Brief: From the line containing "Enumerate this screenshot's" down to the last line of the material, output each line exactly as it appears, excluding pictures.

□ □ □ □

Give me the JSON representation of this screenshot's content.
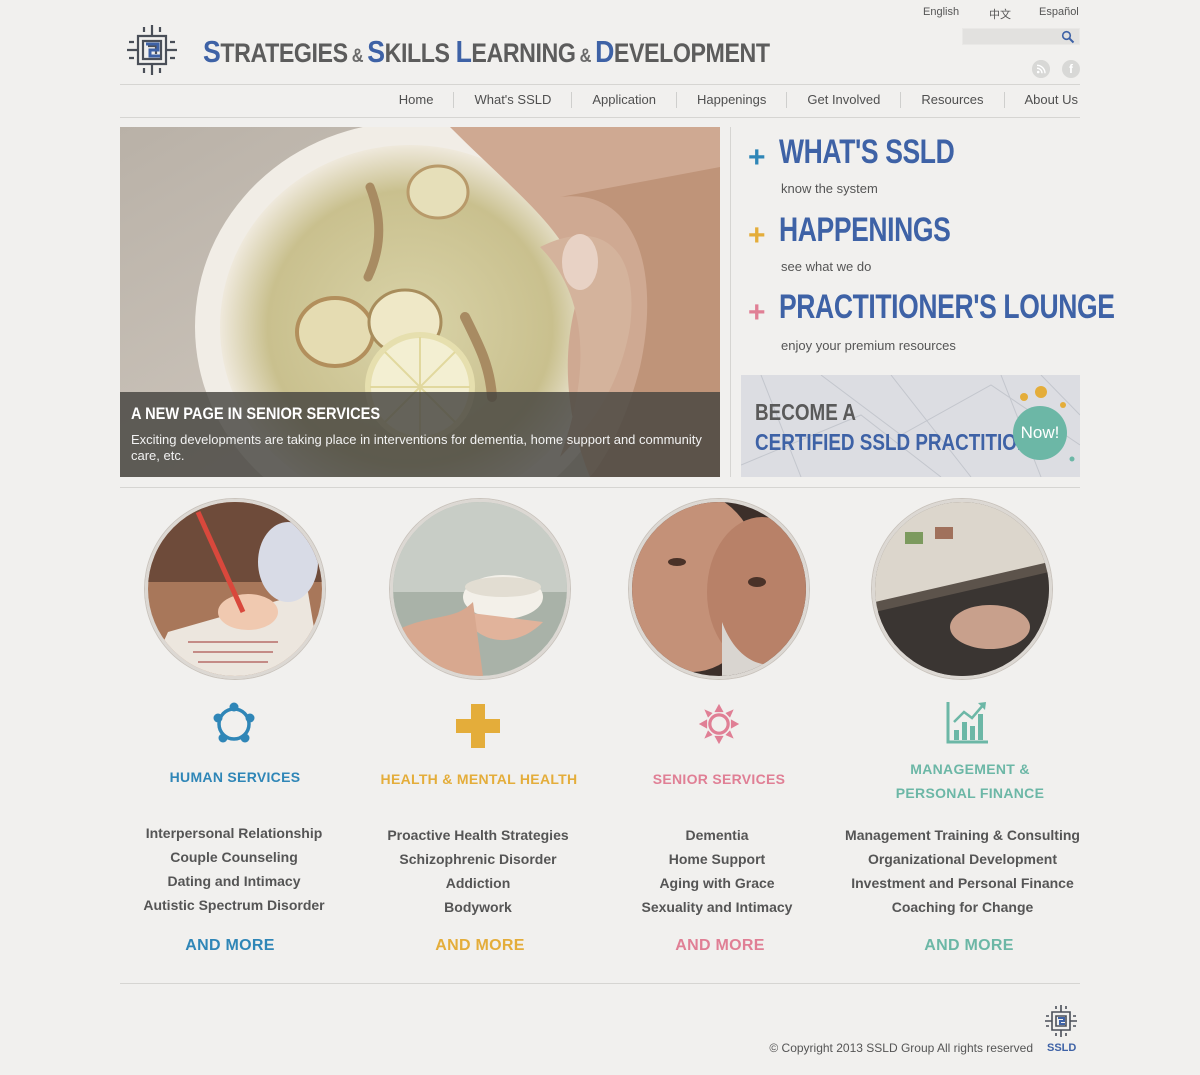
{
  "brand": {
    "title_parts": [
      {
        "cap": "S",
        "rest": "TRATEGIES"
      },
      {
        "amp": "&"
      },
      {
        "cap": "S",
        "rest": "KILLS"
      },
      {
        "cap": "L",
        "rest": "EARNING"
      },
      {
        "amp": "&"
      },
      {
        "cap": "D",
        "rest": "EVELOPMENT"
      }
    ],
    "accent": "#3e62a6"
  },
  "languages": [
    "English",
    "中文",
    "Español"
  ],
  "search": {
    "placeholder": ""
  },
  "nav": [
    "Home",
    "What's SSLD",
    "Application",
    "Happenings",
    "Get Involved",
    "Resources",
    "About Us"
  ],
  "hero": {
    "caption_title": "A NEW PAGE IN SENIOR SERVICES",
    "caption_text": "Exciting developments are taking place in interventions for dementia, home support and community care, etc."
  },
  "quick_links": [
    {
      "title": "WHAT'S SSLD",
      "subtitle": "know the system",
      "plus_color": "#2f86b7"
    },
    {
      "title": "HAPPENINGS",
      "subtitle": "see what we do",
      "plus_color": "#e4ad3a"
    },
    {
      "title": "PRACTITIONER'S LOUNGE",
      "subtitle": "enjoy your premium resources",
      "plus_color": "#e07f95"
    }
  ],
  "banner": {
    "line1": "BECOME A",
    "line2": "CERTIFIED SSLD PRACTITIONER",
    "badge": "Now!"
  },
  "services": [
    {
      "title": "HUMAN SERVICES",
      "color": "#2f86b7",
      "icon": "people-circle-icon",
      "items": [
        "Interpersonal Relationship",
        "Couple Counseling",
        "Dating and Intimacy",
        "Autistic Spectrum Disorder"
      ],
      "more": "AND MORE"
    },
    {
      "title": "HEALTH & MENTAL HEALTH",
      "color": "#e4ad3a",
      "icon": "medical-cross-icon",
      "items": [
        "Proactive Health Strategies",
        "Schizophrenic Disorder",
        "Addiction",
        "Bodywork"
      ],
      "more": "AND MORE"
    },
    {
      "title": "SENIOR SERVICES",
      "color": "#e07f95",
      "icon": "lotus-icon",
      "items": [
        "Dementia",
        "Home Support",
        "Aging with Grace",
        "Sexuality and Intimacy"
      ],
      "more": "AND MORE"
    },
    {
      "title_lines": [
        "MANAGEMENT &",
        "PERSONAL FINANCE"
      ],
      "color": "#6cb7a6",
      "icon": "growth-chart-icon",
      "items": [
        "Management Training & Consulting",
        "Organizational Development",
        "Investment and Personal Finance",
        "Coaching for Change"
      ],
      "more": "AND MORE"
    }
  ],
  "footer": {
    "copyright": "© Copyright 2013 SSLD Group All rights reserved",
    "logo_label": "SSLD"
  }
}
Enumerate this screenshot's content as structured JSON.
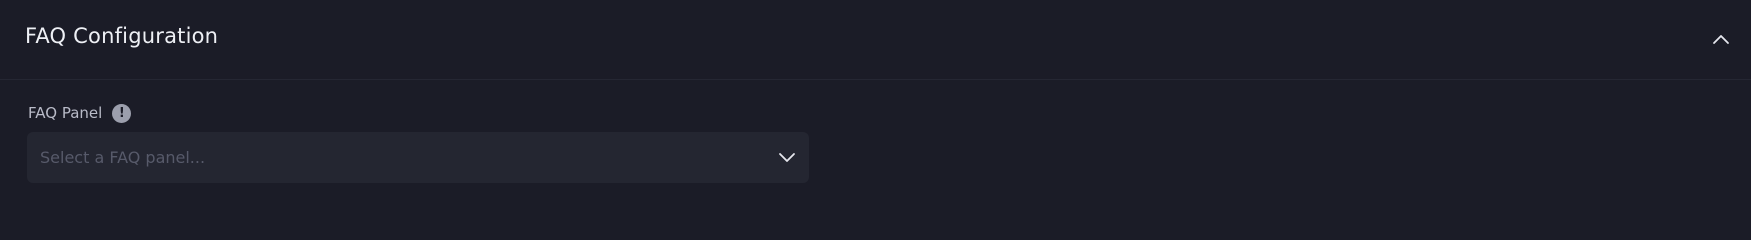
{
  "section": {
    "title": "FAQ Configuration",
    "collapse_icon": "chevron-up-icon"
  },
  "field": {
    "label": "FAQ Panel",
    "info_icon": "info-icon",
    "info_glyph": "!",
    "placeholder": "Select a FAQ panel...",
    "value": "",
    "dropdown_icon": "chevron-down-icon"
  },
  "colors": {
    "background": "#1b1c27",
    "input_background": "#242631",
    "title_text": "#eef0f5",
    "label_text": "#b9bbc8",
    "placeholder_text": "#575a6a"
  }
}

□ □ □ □

Task answer:
Enumerate this screenshot's content as structured JSON.
{
  "section": {
    "title": "FAQ Configuration",
    "collapse_icon": "chevron-up-icon"
  },
  "field": {
    "label": "FAQ Panel",
    "info_icon": "info-icon",
    "info_glyph": "!",
    "placeholder": "Select a FAQ panel...",
    "value": "",
    "dropdown_icon": "chevron-down-icon"
  },
  "colors": {
    "background": "#1b1c27",
    "input_background": "#242631",
    "title_text": "#eef0f5",
    "label_text": "#b9bbc8",
    "placeholder_text": "#575a6a"
  }
}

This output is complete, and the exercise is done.